# [Task details]
Where a line in the material below has the string "station", please report it.
══ The records
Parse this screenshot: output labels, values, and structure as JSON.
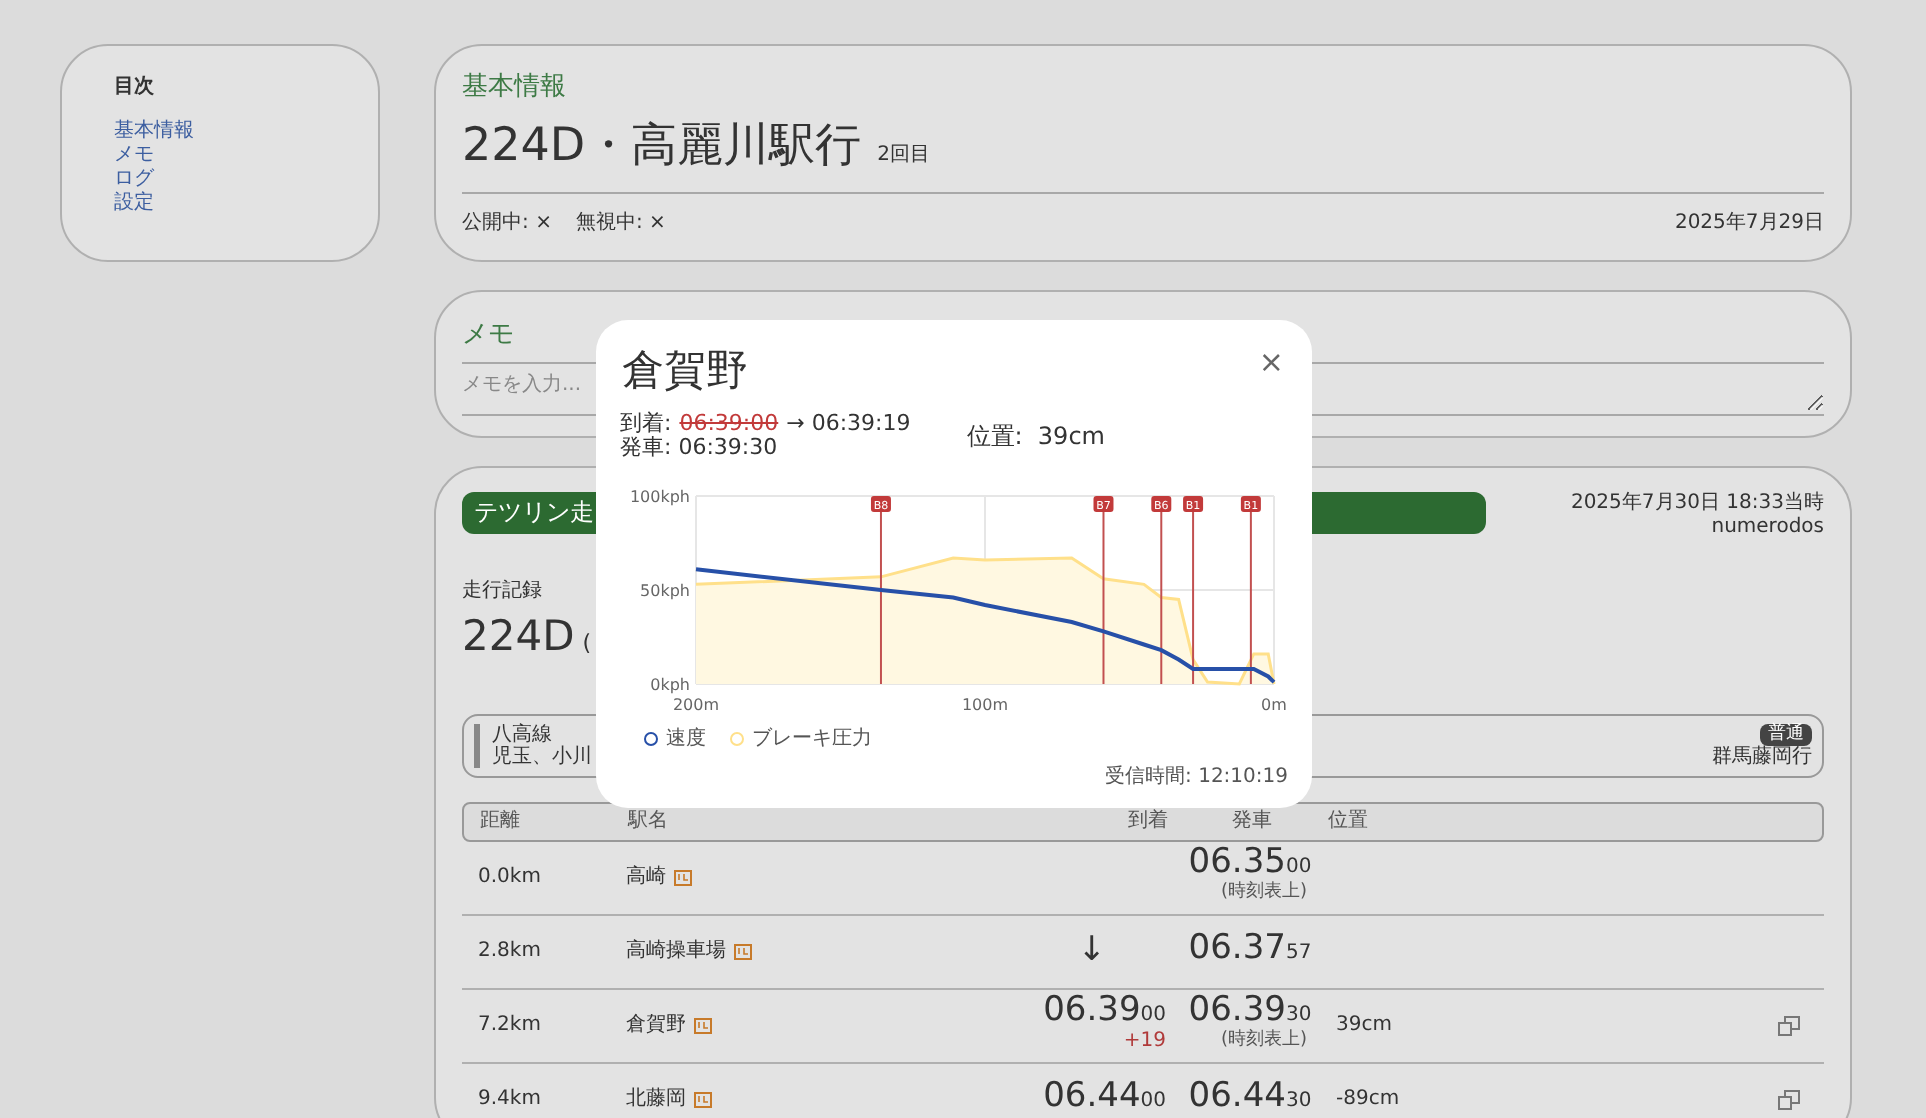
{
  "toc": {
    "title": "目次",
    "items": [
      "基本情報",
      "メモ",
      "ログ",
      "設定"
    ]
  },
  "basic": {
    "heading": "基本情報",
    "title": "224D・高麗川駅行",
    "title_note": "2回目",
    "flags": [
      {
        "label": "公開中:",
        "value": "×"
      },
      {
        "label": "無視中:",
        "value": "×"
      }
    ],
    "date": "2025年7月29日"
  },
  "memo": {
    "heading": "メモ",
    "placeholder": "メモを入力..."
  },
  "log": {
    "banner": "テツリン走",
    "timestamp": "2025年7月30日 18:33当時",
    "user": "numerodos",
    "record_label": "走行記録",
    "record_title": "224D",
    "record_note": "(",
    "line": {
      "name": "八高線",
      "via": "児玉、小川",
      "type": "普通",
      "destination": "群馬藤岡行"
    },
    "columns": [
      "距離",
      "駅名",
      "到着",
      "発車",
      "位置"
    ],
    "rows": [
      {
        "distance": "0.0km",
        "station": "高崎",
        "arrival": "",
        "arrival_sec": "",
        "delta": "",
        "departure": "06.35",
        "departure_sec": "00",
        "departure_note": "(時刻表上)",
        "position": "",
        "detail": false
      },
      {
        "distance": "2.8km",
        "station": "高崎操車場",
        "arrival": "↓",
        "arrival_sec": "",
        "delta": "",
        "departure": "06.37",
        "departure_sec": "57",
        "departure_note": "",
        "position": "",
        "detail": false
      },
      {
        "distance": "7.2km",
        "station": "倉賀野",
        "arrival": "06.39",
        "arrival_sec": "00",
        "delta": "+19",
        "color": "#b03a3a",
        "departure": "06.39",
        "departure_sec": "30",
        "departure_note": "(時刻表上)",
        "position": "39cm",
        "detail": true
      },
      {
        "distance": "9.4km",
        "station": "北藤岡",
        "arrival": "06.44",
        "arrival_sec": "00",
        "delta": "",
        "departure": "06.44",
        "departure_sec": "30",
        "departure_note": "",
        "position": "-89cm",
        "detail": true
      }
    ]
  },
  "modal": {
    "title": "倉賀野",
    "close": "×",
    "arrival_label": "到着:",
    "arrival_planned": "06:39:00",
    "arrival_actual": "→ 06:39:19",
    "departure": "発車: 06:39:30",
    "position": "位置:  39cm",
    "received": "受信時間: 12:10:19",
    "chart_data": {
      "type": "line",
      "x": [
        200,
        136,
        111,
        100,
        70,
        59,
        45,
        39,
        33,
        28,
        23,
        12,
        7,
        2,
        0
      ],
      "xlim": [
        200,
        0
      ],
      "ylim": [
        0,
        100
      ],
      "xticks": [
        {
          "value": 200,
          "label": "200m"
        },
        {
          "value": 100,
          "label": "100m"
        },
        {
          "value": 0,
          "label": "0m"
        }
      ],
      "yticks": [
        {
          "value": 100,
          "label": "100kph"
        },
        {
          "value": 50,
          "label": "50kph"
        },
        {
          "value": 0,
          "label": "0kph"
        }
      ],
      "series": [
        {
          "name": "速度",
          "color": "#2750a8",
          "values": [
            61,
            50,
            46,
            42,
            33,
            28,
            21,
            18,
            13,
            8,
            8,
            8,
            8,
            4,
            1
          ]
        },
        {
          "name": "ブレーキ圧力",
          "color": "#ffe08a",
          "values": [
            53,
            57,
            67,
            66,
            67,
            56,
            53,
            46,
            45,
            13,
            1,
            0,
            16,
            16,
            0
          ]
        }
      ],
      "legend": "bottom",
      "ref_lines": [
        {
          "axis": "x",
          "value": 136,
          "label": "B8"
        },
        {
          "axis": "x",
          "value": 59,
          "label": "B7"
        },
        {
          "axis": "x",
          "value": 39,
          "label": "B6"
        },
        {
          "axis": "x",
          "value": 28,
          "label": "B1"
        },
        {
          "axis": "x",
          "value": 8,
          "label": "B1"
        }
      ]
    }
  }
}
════
# [Answer to the exercise]
        "station": "高崎",
        "station": "高崎操車場",
        "station": "倉賀野",
        "station": "北藤岡",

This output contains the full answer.